Mr. Speaker, I began my speech without acknowledging that we are on the territory of Algonquin peoples, unceded and sovereign. It is a very difficult thing. I agree that I was slightly paraphrasing Dr. Palmater, but her testimony made it clear that we are to be within the United Nations Declaration on the Rights of Indigenous Peoples, as we were supposed to be as it was one of the commitments going forward into the new Liberal government, although I am sure the justice lawyers are advising that there are all kinds of problems.
I mentioned in one of my questions and comments earlier tonight that I am enormously excited and pleased that the new government in British Columbia, the New Democrats and the Green Party, will be completely committed to operating under the UN Declaration on the Rights of Indigenous Peoples as legal requirements of the new B.C. government. That will help, I think, the federal level and in other jurisdictions to see how it is done.
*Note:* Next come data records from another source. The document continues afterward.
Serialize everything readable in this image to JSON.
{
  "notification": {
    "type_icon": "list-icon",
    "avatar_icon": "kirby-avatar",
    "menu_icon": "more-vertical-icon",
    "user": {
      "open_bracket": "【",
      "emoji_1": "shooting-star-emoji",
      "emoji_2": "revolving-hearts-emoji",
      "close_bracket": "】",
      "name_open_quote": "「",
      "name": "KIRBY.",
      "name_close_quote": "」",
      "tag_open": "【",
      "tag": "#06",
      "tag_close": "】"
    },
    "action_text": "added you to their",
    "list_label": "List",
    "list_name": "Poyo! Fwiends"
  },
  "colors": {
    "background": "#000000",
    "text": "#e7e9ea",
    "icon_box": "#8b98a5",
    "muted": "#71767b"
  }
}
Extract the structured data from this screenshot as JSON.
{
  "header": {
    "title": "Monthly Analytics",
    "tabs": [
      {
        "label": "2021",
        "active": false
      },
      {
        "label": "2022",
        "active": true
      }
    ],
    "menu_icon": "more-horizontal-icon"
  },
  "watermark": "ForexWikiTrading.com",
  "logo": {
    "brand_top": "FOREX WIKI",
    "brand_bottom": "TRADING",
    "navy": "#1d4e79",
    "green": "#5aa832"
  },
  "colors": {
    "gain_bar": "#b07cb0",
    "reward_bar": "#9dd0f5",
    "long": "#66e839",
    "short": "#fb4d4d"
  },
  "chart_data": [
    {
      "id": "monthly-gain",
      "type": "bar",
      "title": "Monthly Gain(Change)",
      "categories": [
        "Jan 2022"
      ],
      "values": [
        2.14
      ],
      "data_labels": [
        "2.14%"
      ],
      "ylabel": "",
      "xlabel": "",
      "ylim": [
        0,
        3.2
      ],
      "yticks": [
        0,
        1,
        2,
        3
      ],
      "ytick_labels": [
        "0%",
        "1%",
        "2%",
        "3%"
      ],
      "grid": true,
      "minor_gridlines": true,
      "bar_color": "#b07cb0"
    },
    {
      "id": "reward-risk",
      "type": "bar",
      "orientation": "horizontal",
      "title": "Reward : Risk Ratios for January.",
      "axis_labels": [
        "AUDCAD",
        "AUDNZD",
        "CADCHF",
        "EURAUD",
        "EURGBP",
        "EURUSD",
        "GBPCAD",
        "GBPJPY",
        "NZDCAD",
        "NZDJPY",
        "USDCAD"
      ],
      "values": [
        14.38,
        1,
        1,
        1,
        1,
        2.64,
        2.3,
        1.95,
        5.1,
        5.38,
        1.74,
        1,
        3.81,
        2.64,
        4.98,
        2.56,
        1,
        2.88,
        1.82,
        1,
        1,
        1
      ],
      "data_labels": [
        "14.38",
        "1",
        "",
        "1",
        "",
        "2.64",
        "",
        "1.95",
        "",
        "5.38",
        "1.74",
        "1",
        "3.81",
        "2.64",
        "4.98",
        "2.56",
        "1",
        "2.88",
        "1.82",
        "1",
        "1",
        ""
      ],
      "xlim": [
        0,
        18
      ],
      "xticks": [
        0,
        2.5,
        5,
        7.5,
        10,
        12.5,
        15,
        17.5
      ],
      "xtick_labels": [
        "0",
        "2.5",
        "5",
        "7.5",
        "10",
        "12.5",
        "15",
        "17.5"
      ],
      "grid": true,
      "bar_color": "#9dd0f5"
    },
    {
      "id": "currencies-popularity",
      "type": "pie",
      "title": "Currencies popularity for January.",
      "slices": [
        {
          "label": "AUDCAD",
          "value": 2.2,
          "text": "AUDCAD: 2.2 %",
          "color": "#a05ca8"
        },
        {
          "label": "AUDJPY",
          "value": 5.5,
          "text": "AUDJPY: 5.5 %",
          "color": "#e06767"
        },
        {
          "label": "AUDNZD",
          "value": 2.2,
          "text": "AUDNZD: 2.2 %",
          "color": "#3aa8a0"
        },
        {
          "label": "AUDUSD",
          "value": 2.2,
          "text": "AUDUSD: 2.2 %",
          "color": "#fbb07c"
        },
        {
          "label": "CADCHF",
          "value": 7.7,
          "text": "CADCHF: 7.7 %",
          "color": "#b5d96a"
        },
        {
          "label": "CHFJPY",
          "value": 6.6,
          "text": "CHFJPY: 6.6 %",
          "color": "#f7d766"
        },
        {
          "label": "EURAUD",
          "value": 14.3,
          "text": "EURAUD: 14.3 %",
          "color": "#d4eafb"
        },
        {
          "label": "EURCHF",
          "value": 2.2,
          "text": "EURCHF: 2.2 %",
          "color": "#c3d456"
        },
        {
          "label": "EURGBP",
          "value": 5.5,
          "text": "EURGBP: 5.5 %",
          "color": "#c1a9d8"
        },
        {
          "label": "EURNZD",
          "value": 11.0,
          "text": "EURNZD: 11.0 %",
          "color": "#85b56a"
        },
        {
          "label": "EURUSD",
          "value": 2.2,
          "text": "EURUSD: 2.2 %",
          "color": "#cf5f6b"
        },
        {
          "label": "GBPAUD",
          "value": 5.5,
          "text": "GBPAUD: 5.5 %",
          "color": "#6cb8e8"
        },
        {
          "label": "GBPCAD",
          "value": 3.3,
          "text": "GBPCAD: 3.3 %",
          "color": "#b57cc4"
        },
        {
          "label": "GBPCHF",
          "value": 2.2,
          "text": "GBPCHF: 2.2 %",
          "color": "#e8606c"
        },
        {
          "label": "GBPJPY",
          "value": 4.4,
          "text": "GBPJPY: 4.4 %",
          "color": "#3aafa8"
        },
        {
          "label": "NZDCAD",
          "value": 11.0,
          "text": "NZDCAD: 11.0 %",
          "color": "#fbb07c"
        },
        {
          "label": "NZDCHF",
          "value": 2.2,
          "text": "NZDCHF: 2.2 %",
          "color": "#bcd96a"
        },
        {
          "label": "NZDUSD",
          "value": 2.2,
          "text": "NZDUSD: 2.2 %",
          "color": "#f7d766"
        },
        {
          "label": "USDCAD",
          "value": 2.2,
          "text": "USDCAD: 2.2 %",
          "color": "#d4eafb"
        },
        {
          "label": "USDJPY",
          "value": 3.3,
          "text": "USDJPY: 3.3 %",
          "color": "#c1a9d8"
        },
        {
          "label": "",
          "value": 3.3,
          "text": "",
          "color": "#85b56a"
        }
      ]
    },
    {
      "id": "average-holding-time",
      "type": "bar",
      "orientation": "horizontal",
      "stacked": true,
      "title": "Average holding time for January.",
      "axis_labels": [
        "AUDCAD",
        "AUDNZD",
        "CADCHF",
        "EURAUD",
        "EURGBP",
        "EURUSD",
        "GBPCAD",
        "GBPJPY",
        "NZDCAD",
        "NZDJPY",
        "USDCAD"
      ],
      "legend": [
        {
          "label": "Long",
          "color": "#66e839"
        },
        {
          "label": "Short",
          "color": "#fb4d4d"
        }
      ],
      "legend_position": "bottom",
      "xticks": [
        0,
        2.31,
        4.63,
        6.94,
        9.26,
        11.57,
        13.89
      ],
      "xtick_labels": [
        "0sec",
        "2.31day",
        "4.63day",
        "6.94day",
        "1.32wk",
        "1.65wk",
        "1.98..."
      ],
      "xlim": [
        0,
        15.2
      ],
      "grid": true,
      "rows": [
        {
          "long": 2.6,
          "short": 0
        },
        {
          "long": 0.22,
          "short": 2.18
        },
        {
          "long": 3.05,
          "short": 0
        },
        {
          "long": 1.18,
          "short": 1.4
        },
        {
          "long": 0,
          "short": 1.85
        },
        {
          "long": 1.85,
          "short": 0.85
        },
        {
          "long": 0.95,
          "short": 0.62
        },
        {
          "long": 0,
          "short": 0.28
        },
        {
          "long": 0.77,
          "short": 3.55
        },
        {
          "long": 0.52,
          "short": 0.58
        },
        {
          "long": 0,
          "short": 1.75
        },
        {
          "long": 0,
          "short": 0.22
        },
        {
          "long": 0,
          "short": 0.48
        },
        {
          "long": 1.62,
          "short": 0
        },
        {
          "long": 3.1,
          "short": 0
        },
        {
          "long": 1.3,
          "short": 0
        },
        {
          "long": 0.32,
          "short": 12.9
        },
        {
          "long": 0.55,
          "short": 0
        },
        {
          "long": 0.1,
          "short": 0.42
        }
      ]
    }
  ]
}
However, we should be thinking in the ways the member for Winnipeg Centre suggested, perhaps not exactly in those words and not exactly that solution, but all of the advice that has come to us from experts, scholars, and the leadership in indigenous communities is that the UN Declaration on the Rights of Indigenous Peoples needs to guide us, which would mean that the Indian Act is completely incompatible with those recognitions of rights. That means we have to be prepared to take some very large steps. Of course, nothing we do as non-indigenous people can be done in this area without leadership from the indigenous leadership, first nations, Inuit, and Métis.